**Assigned task**
What you return must be the lines of the data that hold the word "Change".

**Given records**
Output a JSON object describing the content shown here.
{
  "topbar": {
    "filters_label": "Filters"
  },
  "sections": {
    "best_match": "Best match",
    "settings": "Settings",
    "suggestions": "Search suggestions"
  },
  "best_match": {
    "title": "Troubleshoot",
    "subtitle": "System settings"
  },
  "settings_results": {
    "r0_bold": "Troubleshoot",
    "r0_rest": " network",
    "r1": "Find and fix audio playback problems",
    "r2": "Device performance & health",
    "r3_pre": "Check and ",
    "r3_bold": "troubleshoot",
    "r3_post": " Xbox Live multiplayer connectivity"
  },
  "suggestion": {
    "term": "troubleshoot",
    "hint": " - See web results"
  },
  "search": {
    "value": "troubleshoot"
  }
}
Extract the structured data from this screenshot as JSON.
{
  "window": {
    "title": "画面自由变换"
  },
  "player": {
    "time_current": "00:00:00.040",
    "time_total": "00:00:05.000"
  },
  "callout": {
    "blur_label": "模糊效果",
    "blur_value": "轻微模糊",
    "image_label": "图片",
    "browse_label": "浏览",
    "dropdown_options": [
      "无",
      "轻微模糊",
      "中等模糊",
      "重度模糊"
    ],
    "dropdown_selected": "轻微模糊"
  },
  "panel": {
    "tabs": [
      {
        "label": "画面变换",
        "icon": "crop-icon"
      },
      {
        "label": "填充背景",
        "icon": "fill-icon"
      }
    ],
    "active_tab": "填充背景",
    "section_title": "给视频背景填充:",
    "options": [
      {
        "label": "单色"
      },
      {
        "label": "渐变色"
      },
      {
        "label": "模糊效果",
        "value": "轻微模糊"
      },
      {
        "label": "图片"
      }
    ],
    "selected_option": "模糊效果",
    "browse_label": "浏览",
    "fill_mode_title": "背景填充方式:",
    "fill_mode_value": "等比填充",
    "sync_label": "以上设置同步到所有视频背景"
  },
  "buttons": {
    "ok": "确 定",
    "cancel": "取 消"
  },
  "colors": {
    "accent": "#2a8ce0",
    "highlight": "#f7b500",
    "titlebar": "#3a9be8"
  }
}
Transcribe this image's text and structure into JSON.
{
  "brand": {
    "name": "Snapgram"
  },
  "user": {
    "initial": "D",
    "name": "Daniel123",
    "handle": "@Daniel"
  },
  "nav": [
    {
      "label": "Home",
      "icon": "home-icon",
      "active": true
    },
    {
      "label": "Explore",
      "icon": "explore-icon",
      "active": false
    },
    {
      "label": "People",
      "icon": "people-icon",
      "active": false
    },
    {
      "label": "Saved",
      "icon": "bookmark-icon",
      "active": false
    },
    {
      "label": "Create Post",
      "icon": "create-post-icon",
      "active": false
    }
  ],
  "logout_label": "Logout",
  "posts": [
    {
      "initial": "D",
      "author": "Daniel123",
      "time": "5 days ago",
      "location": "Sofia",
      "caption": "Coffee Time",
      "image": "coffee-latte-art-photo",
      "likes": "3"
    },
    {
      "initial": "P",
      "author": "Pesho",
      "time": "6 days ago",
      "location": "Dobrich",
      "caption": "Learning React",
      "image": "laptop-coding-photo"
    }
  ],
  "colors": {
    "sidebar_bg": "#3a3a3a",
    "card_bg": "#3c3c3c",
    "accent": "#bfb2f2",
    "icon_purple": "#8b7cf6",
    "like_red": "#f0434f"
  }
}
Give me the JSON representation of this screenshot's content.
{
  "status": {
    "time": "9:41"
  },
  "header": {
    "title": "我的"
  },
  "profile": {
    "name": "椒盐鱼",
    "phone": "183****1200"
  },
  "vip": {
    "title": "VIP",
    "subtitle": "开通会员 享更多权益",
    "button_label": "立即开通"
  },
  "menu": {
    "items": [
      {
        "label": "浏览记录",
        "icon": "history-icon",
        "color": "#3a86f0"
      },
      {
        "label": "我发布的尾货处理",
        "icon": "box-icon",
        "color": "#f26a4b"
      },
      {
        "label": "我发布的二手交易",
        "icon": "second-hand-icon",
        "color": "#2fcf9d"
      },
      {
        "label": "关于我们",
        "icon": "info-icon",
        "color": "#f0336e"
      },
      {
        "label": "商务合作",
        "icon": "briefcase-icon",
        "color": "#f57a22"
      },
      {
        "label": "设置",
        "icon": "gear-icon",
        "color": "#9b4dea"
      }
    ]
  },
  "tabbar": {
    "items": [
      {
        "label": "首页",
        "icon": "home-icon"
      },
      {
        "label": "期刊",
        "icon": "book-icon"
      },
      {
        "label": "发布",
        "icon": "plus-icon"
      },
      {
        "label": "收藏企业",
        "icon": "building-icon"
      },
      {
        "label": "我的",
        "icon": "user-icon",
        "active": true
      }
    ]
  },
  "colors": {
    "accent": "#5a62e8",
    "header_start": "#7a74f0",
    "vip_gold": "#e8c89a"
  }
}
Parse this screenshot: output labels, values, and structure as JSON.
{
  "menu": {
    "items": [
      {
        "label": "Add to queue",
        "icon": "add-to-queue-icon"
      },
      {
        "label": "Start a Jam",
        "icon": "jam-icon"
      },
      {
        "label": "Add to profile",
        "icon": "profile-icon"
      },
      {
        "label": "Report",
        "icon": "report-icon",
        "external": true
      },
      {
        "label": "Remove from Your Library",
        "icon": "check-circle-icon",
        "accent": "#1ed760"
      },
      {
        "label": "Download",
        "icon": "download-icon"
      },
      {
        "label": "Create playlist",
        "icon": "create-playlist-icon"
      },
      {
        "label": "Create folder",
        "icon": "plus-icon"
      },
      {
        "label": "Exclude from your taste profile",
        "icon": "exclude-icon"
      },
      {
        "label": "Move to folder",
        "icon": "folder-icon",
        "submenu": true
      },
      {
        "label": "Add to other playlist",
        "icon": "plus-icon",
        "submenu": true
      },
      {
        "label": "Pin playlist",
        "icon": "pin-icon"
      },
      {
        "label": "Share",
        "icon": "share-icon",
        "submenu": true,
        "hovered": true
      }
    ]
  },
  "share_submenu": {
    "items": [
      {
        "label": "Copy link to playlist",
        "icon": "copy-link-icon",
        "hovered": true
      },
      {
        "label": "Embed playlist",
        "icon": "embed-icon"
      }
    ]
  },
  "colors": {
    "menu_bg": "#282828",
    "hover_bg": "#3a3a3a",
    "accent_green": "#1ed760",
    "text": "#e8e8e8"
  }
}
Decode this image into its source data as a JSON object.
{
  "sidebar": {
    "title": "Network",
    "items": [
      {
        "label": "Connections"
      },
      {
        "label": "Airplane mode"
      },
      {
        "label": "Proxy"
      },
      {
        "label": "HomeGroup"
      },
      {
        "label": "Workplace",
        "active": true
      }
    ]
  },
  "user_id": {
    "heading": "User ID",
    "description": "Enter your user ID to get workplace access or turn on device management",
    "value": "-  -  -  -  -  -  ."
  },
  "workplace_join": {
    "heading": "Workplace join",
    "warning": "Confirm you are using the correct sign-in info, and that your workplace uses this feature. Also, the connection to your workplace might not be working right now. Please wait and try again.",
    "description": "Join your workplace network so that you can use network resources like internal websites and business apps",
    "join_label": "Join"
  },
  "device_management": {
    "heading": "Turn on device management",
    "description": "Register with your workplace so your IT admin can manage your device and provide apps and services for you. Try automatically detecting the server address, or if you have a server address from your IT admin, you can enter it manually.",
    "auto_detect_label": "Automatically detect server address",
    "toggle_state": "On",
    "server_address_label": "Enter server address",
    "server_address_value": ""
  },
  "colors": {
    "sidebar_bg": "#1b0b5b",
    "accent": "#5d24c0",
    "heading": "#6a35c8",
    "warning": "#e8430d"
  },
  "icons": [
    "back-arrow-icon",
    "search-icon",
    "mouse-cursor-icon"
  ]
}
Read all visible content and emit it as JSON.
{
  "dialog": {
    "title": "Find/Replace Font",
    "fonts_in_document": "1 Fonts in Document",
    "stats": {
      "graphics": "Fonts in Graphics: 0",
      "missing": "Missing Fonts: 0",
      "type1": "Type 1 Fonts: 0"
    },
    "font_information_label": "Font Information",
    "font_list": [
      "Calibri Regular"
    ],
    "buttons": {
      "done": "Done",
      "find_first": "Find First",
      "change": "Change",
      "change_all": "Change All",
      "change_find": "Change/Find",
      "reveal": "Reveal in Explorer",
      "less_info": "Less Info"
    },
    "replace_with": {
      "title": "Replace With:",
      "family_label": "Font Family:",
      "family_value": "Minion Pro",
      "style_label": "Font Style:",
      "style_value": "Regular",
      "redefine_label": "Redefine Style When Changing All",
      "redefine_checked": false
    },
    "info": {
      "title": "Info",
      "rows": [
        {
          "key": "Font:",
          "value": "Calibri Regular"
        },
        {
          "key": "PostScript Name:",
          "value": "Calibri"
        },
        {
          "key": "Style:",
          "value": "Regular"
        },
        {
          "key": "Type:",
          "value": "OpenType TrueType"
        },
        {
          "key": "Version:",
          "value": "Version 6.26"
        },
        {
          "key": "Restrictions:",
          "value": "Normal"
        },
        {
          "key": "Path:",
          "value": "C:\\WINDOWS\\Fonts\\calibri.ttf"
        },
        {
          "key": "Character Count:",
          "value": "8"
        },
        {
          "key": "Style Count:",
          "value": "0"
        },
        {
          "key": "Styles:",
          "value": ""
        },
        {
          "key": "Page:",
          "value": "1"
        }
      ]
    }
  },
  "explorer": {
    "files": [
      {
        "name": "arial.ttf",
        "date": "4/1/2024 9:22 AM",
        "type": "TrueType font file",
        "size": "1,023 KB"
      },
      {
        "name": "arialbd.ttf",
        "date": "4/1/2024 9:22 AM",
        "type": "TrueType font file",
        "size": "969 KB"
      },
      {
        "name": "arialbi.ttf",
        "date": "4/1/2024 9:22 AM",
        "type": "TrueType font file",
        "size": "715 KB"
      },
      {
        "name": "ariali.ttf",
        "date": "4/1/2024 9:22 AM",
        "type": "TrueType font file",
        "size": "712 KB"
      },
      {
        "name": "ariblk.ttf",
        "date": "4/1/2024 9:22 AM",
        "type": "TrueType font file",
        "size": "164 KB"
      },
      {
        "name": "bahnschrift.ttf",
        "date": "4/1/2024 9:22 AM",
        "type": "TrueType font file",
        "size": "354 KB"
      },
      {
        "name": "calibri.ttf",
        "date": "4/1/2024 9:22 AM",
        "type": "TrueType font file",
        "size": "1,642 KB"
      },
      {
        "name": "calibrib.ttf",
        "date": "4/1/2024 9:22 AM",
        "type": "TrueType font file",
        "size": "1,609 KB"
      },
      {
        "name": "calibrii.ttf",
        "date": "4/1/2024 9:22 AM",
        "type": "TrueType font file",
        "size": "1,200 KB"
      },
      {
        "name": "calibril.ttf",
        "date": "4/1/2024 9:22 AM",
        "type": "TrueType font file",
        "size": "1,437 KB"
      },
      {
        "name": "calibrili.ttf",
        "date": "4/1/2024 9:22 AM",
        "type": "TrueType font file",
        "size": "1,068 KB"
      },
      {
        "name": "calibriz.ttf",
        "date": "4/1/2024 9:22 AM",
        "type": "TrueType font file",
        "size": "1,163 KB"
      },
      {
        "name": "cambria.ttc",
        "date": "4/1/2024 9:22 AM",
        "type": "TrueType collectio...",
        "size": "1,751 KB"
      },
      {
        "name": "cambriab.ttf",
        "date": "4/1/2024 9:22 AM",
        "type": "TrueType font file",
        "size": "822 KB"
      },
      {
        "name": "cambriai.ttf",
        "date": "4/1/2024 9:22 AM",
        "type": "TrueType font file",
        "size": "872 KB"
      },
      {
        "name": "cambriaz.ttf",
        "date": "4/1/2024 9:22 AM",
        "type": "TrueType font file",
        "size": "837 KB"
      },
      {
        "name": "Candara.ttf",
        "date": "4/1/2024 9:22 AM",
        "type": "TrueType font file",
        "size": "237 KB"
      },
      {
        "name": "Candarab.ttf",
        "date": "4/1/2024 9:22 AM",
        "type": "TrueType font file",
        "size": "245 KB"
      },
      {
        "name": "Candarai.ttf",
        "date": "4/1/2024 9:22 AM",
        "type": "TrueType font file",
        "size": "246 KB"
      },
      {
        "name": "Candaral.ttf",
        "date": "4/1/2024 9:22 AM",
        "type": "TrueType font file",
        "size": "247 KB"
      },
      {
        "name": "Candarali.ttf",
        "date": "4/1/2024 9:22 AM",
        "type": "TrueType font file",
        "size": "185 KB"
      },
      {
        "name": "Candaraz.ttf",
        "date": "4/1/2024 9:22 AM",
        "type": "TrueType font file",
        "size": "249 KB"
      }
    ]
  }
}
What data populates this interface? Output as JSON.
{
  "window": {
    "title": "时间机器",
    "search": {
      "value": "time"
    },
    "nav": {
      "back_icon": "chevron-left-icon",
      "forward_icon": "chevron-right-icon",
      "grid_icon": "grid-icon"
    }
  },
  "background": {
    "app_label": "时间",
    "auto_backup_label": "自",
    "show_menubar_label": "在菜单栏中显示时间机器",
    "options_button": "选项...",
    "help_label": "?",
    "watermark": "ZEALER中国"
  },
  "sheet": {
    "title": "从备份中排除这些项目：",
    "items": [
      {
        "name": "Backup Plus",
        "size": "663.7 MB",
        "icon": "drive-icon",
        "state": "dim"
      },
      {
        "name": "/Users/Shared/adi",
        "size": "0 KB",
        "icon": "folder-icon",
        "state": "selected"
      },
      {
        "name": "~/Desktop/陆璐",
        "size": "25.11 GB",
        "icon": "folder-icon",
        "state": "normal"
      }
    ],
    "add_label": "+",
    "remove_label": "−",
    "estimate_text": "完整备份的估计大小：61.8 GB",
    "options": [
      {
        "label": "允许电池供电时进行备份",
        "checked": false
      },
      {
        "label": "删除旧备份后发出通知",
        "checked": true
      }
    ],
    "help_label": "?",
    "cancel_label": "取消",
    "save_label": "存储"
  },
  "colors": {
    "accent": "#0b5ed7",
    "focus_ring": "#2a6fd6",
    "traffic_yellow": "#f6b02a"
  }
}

**Problem solution**
      "change": "Change",
      "change_all": "Change All",
      "change_find": "Change/Find",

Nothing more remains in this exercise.